March 03, 2013
By Laurie Barr
Fireflies, like honeybees and butterflies have four stages in their lifecycles. These include egg, larva, pupa and adult. This remarkable lifecycle is called “complete metamorphosis.” Fireflies, honeybees and butterflies have something else in common; they use unique visual communication to convey ideas and information.
Honeybees communicate by "dancing.” Worker bees collect nectar and pollen and then return to the colony and perform a dance to tell the other bees where they have been and where they may go to collect nectar and pollen. Butterflies communicate with each other by using special flutter and flight patterns. The male butterfly will attract a female by performing a "courtship dance” and if a female is interested she will join him. Their “voices” are their unique and elaborate dances.
Unlike bees and butterflies, which are active during the day, fireflies communicate with each other and attract their mates by creating their own light after the sun goes down. Their messages, written in light reach out to each other and also deliver information. Their bright voices communicate not only with each other, but also to the world with clues to the health of their forest habitat.
Each stage of the firefly metamorphosis: egg, larva, pupa and adult, depends on a healthy environment. However their remarkably beautiful form of communication during their mating ritual involves a language of their own and requires darkness.
In the Allegheny National Forest a remarkably rare population of fireflies which communicates by performing in an amazing dance of bioluminescence en masse and in synchronicity were discovered.
The Allegheny Defense Project (ADP) recently announced in their January 2013 newsletter, The Hellbender Digest; “Synchronous Fireflies Confirmed in the Allegheny National Forest” after an international team of biologists were invited to the area of the ANF where these rare fireflies were discovered, near the Black Caddis Ranch Bed and Breakfast, in Kelletville, PA. Close to where the ADP members first observed the synchronous fireflies.
The research shed light on one of the greatest “wonders of nature” the ANF has to offer. The ANF is one of only a few places on earth to host this spectacular natural synchronous light show. The team of international researchers confirmed the population of rare synchronous fireflies in the ANF by performing field studies, flash timings, microscopic exams and DNA analysis.

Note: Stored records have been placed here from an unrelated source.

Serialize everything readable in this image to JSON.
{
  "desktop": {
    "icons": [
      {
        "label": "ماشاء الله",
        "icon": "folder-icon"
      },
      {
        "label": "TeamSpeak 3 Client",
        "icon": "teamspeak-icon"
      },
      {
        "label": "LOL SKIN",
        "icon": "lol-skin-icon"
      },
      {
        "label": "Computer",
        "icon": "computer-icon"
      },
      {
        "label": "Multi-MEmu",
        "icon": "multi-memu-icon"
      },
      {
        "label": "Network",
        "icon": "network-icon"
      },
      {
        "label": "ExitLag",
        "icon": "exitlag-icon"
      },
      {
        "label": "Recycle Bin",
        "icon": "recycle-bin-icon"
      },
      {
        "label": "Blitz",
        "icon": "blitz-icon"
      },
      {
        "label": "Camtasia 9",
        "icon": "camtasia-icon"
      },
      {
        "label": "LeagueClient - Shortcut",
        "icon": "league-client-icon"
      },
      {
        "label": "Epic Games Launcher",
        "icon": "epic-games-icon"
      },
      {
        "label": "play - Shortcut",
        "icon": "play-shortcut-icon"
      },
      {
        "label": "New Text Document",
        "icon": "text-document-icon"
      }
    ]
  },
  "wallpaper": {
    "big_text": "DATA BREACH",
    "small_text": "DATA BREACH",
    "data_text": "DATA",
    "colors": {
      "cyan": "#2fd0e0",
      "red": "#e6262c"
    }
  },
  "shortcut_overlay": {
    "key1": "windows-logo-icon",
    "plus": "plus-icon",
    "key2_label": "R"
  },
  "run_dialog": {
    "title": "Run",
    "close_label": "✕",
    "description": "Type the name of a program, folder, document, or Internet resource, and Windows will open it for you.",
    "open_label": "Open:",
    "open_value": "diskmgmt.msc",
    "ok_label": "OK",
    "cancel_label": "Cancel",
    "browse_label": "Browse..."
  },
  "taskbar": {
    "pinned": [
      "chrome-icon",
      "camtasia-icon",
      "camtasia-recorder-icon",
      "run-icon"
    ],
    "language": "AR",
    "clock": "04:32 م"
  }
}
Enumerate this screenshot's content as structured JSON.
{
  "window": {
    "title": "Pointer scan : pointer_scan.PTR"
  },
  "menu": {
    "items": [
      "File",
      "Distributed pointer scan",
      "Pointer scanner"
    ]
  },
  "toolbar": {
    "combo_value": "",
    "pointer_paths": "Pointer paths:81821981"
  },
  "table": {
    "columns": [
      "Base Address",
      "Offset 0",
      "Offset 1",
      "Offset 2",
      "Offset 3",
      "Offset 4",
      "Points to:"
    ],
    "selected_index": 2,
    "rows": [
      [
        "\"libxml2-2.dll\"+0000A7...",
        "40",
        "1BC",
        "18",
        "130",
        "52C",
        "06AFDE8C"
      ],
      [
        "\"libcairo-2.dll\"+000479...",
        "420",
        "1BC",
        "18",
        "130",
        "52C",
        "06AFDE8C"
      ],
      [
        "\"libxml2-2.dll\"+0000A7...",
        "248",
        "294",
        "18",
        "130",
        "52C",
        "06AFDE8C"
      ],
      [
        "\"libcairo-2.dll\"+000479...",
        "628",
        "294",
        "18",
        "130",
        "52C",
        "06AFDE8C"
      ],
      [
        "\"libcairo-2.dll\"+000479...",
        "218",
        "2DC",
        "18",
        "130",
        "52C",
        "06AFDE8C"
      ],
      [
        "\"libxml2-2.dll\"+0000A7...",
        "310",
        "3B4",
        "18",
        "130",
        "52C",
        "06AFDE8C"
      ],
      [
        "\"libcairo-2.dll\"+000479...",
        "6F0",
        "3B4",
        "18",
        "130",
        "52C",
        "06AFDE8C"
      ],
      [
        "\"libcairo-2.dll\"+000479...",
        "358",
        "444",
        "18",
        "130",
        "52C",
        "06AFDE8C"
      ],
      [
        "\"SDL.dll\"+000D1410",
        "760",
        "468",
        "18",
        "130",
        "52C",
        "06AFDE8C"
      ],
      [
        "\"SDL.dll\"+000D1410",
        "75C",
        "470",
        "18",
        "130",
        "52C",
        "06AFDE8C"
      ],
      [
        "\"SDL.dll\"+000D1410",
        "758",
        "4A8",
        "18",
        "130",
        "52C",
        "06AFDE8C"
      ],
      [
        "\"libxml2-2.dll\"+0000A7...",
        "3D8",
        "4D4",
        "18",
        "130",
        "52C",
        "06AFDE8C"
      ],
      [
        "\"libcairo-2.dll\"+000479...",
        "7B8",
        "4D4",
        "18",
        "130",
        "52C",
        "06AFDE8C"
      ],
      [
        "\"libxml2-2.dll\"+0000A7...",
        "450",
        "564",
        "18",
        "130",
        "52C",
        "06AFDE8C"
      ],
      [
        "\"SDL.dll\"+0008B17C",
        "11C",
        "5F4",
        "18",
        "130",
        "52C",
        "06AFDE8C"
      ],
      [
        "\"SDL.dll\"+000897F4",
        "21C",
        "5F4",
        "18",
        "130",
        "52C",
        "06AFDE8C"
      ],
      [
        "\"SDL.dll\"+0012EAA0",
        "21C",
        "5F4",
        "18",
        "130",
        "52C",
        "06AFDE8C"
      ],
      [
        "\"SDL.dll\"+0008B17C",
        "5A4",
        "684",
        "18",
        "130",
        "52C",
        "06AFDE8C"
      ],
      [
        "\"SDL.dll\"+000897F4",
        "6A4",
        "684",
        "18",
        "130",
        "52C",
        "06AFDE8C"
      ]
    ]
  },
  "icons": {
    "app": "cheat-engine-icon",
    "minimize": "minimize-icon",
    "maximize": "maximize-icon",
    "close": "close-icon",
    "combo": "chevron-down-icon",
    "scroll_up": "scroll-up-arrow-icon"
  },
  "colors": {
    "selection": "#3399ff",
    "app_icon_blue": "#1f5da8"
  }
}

There are other confirmed populations of synchronous fireflies in the Great Smokey Mountains and in Southeast Asia. The researchers; members of the ”FIRE” (Firefly International Research and Education) team, studied the Great Smoky Mountains National Park Photinus carolinus populations and confirmed this inspiring ritual. A “True Wonder of Nature.” The phenomenon attracts thousands of tourists annually to the Great Smoky Mountains who come armed with blankets and lawn chairs to view this inspiring and spectacular display. Preservation of the darkness of their habitat is fundamental, not only to the species survival, but also to ensure the spectacular display of light will entertain generations to come.
Their inclusive message, their brilliant behavior, their bright voices of the Allegheny National Forest, are far too important to ignore.
Discovering and learning about the lifecycles and habitat of these amazing fireflies can be fun for the entire family!
The “First Annual PA Firefly Festival” will take place June 21-23 kicking off at the Black Caddis Ranch B&B in Kellettville, PA. Family friendly activities will be planned throughout the weekend!
Friday and Saturday nights the fireflies will provide the spectacular entertainment!
Visit PA Firefly Festival blog spot at www.pafireflyfestival.
Visit the Allegheny Defense Project at www.alleghenydefense.org to learn more about the fireflies of the Allegheny National Forest.
Great Smokey Mountains
Smoky Mountains National Park Photinus carolinus populations.
synchronous fireflies in ANF
True Wonder of Nature
The January issue of the Allegheny Defense Project’s newsletter